Funny thing is, this post was triggered by a LinkedIn invitation from someone I've known since the age of eleven, and who I know for a fact is not in the situation I've just described (although we have a mutual friend who is, who perhaps may have triggered the whole chain of reaction, although if that's the explanation, I'm wondering why my other friend — who by the way was best man at my wedding — didn't invite me first. The cheek!)
Now given this person has been a friend for more than thirty years — and I was best man at his wedding — LinkedIn's standard opening message rings a bit hollow:
"Since you are a person I trust, I wanted to invite you to join my network on LinkedIn."
Well yes, Andrew, I should think so too after all these years. But what's in it for either of us?
"I'm using it to discover inside connections I didn't know I had. It's interesting to see the level of access you can have with only a few people in your network."

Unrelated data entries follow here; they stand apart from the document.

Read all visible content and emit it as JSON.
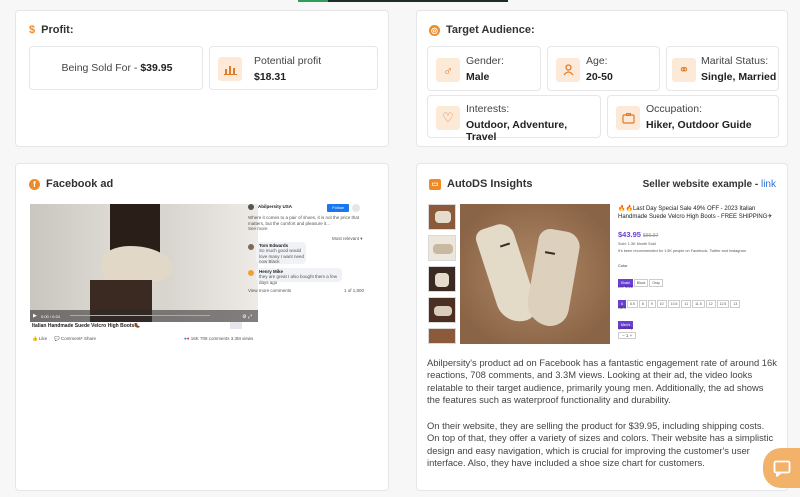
{
  "profit": {
    "title": "Profit:",
    "being_sold_label": "Being Sold For - ",
    "being_sold_value": "$39.95",
    "potential_label": "Potential profit",
    "potential_value": "$18.31"
  },
  "audience": {
    "title": "Target Audience:",
    "gender_label": "Gender:",
    "gender_value": "Male",
    "age_label": "Age:",
    "age_value": "20-50",
    "marital_label": "Marital Status:",
    "marital_value": "Single, Married",
    "interests_label": "Interests:",
    "interests_value": "Outdoor, Adventure, Travel",
    "occupation_label": "Occupation:",
    "occupation_value": "Hiker, Outdoor Guide"
  },
  "facebook": {
    "title": "Facebook ad",
    "ad_caption": "Italian Handmade Suede Velcro High Boots🥾",
    "page_name": "Abilpersity USA",
    "post_text": "Where it comes to a pair of shoes, it is not the price that matters, but the comfort and pleasure it...",
    "see_more": "See more",
    "follow": "Follow",
    "most_relevant": "Most relevant ▾",
    "comment1_name": "Tom Edwards",
    "comment1_text": "So much good would love many I want need now Black",
    "comment2_name": "Henry Mike",
    "comment2_text": "they are great I also bought them a few days ago",
    "view_more": "View more comments",
    "count": "1 of 1,800",
    "like": "Like",
    "comment": "Comment",
    "share": "Share",
    "reactions": "16K",
    "stats": "708 comments  3.3M views",
    "time": "0:00 / 0:24"
  },
  "insights": {
    "title": "AutoDS Insights",
    "seller_label": "Seller website example - ",
    "seller_link": "link",
    "product_title": "🔥🔥Last Day Special Sale 49% OFF - 2023 Italian Handmade Suede Velcro High Boots - FREE SHIPPING✈",
    "price": "$43.95",
    "old_price": "$86.97",
    "sold": "Sold: 1.3K Month Sold",
    "recommended": "It's been recommended for 1.5K people on Facebook, Twitter and Instagram",
    "color_label": "Color",
    "colors": [
      "Khaki",
      "Black",
      "Gray"
    ],
    "size_label": "US SIZE",
    "sizes": [
      "6",
      "6.5",
      "8",
      "9",
      "10",
      "10.5",
      "11",
      "11.5",
      "12",
      "12.5",
      "13"
    ],
    "sex_label": "SEX",
    "sex_value": "Men's",
    "qty_label": "Quantity",
    "qty": "1",
    "paragraph1": "Abilpersity's product ad on Facebook has a fantastic engagement rate of around 16k reactions, 708 comments, and 3.3M views. Looking at their ad, the video looks relatable to their target audience, primarily young men. Additionally, the ad shows the features such as waterproof functionality and durability.",
    "paragraph2": "On their website, they are selling the product for $39.95, including shipping costs. On top of that, they offer a variety of sizes and colors. Their website has a simplistic design and easy navigation, which is crucial for improving the customer's user interface. Also, they have included a shoe size chart for customers."
  }
}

I'm sorry, what inside connections did we not know we had after 30-odd years? I mean, I can understand if we only just met at a conference or have had intermittent business dealings, but you seem to have forgotten I researched intimate details of your life while penning my best man's speech. We have 'inside connections' you've long since forgotten about.
Still, if LinkedIn has reached my friend Andrew, who has no connection whatever to the technology industry, then I guess it's high time I joined up too. Everything else I hear tells me that LinkedIn has reached a tipping point. My invitation from Andrew is confirmation of that. I've resisted any number of LinkedIn invitations over the years — some of them from very prestigious contacts — but when one of your oldest friends invites you that's the moment when you know this thing really has hit the mainstream and you have to yield to it (even if they did just lose their job. Tell me it's not that, Andrew ...)